Fontaine des Quatre Éveques (Fountain of the Four Bishops)
was built by Joachim Visconti in the mid-1840's.
It's the touchstone of the square, evidenced by locals and tourists
alike who seem drawn to its sparkling waters.
In the summer, the square sometimes hosts brocantes (antiques markets)
and book fairs which liven up the already inviting atmosphere.
Look around the square.
Local kids are at play, folks are stopping to check their cell phones,
dogs are walking their well-worn path.
This is a neighborhood, an authentic chance to see the real Paris.
Place Saint-Sulpice is not choked with tourists -- and even though it's on every visitor's agenda, you never get the feeling of being hemmed in by too many crowds.
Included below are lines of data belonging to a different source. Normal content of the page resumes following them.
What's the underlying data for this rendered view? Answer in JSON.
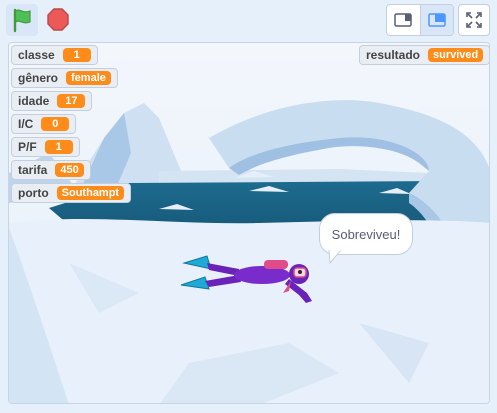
{
  "toolbar": {
    "green_flag": "green-flag-icon",
    "stop": "stop-icon",
    "small_stage": "small-stage-icon",
    "normal_stage": "normal-stage-icon",
    "fullscreen": "fullscreen-icon"
  },
  "monitors": [
    {
      "label": "classe",
      "value": "1"
    },
    {
      "label": "gênero",
      "value": "female"
    },
    {
      "label": "idade",
      "value": "17"
    },
    {
      "label": "I/C",
      "value": "0"
    },
    {
      "label": "P/F",
      "value": "1"
    },
    {
      "label": "tarifa",
      "value": "450"
    },
    {
      "label": "porto",
      "value": "Southampt"
    }
  ],
  "result_monitor": {
    "label": "resultado",
    "value": "survived"
  },
  "speech_bubble": "Sobreviveu!",
  "colors": {
    "accent": "#ff8c1a",
    "flag": "#4cbf56",
    "stop": "#ec5959"
  }
}
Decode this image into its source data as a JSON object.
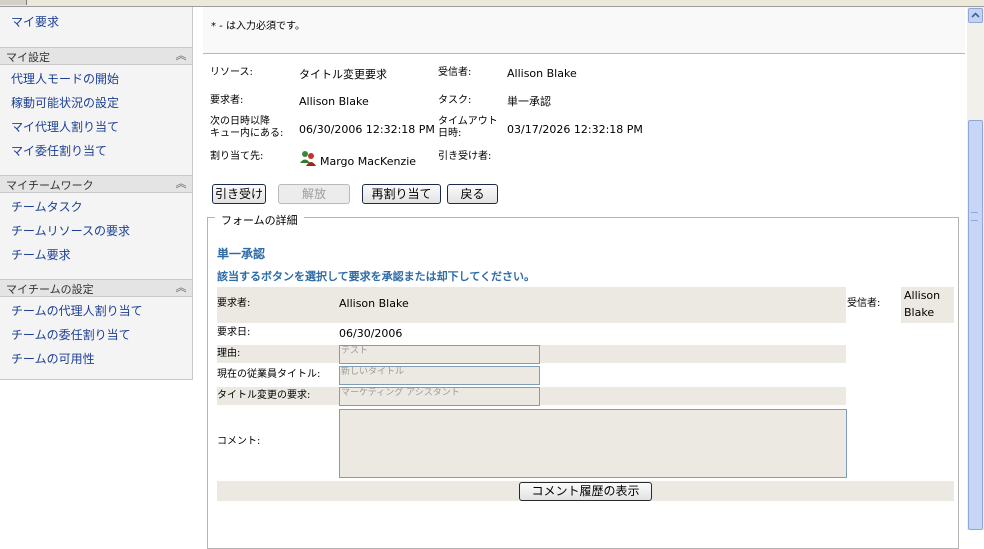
{
  "sidebar": {
    "top_link": "マイ要求",
    "sections": [
      {
        "title": "マイ設定",
        "items": [
          "代理人モードの開始",
          "稼動可能状況の設定",
          "マイ代理人割り当て",
          "マイ委任割り当て"
        ]
      },
      {
        "title": "マイチームワーク",
        "items": [
          "チームタスク",
          "チームリソースの要求",
          "チーム要求"
        ]
      },
      {
        "title": "マイチームの設定",
        "items": [
          "チームの代理人割り当て",
          "チームの委任割り当て",
          "チームの可用性"
        ]
      }
    ]
  },
  "required_note": "* - は入力必須です。",
  "task": {
    "resource_label": "リソース:",
    "resource_value": "タイトル変更要求",
    "recipient_label": "受信者:",
    "recipient_value": "Allison Blake",
    "requester_label": "要求者:",
    "requester_value": "Allison Blake",
    "task_label": "タスク:",
    "task_value": "単一承認",
    "queue_label_1": "次の日時以降",
    "queue_label_2": "キュー内にある:",
    "queue_value": "06/30/2006 12:32:18 PM",
    "timeout_label_1": "タイムアウト",
    "timeout_label_2": "日時:",
    "timeout_value": "03/17/2026 12:32:18 PM",
    "assigned_label": "割り当て先:",
    "assigned_value": "Margo MacKenzie",
    "claimed_label": "引き受け者:",
    "claimed_value": ""
  },
  "buttons": {
    "claim": "引き受け",
    "release": "解放",
    "reassign": "再割り当て",
    "back": "戻る",
    "comment_history": "コメント履歴の表示"
  },
  "form": {
    "legend": "フォームの詳細",
    "title": "単一承認",
    "instruction": "該当するボタンを選択して要求を承認または却下してください。",
    "requester_label": "要求者:",
    "requester_value": "Allison Blake",
    "recipient_label": "受信者:",
    "recipient_value_1": "Allison",
    "recipient_value_2": "Blake",
    "request_date_label": "要求日:",
    "request_date_value": "06/30/2006",
    "reason_label": "理由:",
    "reason_value": "テスト",
    "current_title_label": "現在の従業員タイトル:",
    "current_title_value": "新しいタイトル",
    "requested_title_label": "タイトル変更の要求:",
    "requested_title_value": "マーケティング アシスタント",
    "comment_label": "コメント:",
    "comment_value": ""
  },
  "colors": {
    "link": "#1c3f95",
    "form_heading": "#2e6ca6",
    "row_bg": "#ebe9e2"
  },
  "icons": {
    "assigned_user": "user-group-icon",
    "collapse": "chevron-up-icon"
  }
}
Everyone needs a breather from time to time and this fine square, in the
wealthy 6th arrondissement, is a great spot for people watching.
Walk every inch.
Study the window displays.
You'll find mega-designer Yves Saint Laurent's chichi boutique,
Annick Goutal's fragrant shop, and even a store specializing in all things
Catholic -- all mixed in with gorgeous (and pricey!) residences, allegedly
including the townhouse of film legend Catherine Deneuve.
Take refuge in the perfectly placed Café de la Marie.
Sip an espresso slowly.
You'll feel like you're on a movie set.
You may never get up again -- although I recommend you do since
so many nearby streets have temptations
that will make your Paris fantasies come alive.
Pierre Hermé macarons, rue Guisarde .....
I'll save the rest for another day.
I double-dog-dare-you to not have a good time.
My best days all have one thing in common -- the unexpected.
That's why the lopsided towers of Saint-Sulpice and the street
scene that surrounds it offer so much to a Paris visitor.
Spare us the featureless, emotionless monuments.
We get enough sameness in our everyday lives.
Give us some attitude; throw in some quirky.
We want more cross-eyed splendors like Place Saint-Sulpice.
For some, it's the food.
Others are inspired by art and architecture or history or fashion.
For me, I think it's mostly for these types of moments,
the little glimpses of life lived elsewhere.
It jump-starts my imagination and makes me hungry for more.
Life is grand -- but you have to work at it.
A spirited existence is what we all desire and seeing "the other side"
adds joy and dimension to our own essence.
I can't tolerate indifference.
You don't need to experience a moon landing to feel vital and complete.
Sometimes the ticket to heaven is as simple as a cup of coffee at the local café.
Ok, so here it's served in one of the most amazing neighborhoods
in Paris, but I hope you get the picture -- and the chance to experience it.
"And the idea of just wandering off to a café with a notebook and
writing and seeing where that takes me for awhile is just bliss."
You, too, will be in the pink at Saint-Sulpice Square.
Enjoy whatever is behind the next door.